Despite an abundance of evidence to the contrary, the idea of a purpose-driven generation of youth refuses to go away. This begs the question: What is the purpose of the purpose narrative? Why do we continue telling a story that has been repeatedly proven to be false – or, at the very least, flawed?
For the Gen Xers and baby boomers who came before the millennials, life often followed a clear, defined, and linear trajectory. There were clear milestones to reach, and they happened in a specific order: finish high school, attend college or begin work (the choice between the two depending largely on social class), buy a house, get married, have children, retire. With such clear goals came a sense of purpose – when one stage of life was “completed,” one could move smoothly into the next.
But with drastic changes to the global political, social, and economic climate has come a time of uncertainty. Gone are the days of linear life paths and pre-planned purpose. This new ambiguity affects people of all ages; many middle-aged and older adults have been forced to adjust their long-held plans, whether that means financially supporting a child who is well beyond age 18 or continuing to work past the age of 65, for just a couple examples.
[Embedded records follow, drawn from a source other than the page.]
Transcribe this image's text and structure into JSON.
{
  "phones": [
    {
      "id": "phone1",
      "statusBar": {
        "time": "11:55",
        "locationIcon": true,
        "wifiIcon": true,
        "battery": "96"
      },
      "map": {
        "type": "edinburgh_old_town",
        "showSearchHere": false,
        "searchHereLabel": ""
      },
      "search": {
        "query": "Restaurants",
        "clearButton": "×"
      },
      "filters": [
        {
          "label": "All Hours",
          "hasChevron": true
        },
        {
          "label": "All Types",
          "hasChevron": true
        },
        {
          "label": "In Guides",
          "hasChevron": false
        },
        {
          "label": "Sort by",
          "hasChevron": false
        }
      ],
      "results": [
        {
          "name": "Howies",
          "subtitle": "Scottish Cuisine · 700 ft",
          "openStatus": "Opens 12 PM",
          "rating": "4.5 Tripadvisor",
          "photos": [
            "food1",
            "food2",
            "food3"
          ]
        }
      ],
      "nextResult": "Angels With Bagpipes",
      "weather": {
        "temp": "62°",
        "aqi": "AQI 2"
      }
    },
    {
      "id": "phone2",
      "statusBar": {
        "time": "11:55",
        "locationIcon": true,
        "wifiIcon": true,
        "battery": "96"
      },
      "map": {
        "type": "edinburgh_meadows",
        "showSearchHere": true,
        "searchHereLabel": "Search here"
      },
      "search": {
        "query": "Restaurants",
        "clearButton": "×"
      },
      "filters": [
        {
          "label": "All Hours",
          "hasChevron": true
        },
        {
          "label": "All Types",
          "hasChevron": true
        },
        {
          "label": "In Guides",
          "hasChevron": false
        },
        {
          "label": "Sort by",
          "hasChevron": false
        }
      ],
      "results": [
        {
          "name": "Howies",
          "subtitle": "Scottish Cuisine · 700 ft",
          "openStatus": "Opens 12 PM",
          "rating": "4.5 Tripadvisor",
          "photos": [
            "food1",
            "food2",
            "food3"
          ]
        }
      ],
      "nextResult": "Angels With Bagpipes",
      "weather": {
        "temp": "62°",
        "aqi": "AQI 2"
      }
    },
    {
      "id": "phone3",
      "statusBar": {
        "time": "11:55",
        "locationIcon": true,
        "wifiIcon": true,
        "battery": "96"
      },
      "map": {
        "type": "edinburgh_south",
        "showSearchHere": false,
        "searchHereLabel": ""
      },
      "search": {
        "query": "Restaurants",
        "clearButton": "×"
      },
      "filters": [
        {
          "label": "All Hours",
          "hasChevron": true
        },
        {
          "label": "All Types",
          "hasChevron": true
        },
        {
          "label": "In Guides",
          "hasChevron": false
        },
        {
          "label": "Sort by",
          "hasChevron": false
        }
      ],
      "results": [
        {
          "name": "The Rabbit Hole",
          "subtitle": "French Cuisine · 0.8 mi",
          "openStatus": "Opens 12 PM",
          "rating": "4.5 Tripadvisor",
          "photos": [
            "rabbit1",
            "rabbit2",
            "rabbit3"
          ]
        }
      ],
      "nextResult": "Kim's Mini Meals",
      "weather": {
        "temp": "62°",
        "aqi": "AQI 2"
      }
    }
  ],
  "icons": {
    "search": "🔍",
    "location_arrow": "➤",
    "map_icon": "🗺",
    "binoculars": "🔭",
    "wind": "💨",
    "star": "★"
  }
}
Millennials are different: We were raised in this state of upheaval. Rather than lamenting the loss of linear life paths, many of us are exploring and creating purpose in entirely new ways. In a world of endless possibilities, why would a young person choose to be limited to one central reason for being? This type of purpose, which was key to the lives of our parents and grandparents when they were young adults, does not mesh with the reality of the world or our place within it. It’s a dated narrative – so why do non-millennials insist on assigning it to their younger peers?
We All Define Our Own “Purpose”
The wide-held belief that millennials are a “purpose-driven” generation has been drawn from limited and non-inclusive research. In failing to clearly define purpose, these studies have conflated the idea of individual purpose with that of a corporate mission statement. But people are of course not companies – and this means their actions can rarely be boiled down to a singular motivation. A person may very well want to create significant change in the world. But they will also be motivated by other aspirations, like the desire to have a family, to have financial stability, to be active within their community, to have a meaningful spiritual life, or to create and share their art. And, of course, they will be limited by their needs. How can you volunteer for your community when you are working two jobs to make ends meet? How can you travel the world when you have a family to care for? How can you become a doctor when you can’t afford medical school? How can you attain a position of influence when you must contend with discrimination? In short, how can you live your life according to a central purpose when you have so many desires and responsibilities, and also so many limitations beyond your control?
If having purpose merely means living with intention, I know many people who fit the bill – and also several who do not. But if having purpose is about fulfilling a central cause that drives all actions, I’m not so sure every individual can have it. While a company may have such a cause driving its decisions, human lives are far more complex. Millennials may very well want to live their lives with purpose – but purpose comes in many forms.
There are young people starting amazing businesses aimed at tackling some of the world’s most complex challenges. They’re also getting involved in politics, starting their own families, building careers, buying homes, giving their time to good causes, and sharing their stories. Many are like me – just living each day, striving to make good decisions while enjoying the ride. In this way, we’re no different from our parents, grandparents, great-grandparents, and others before them. At its core, I believe our central purpose is simple, and though it is universal, it comes in many forms. At the end of the day, regardless of our age, background, or circumstances, it is just this: we all want to live.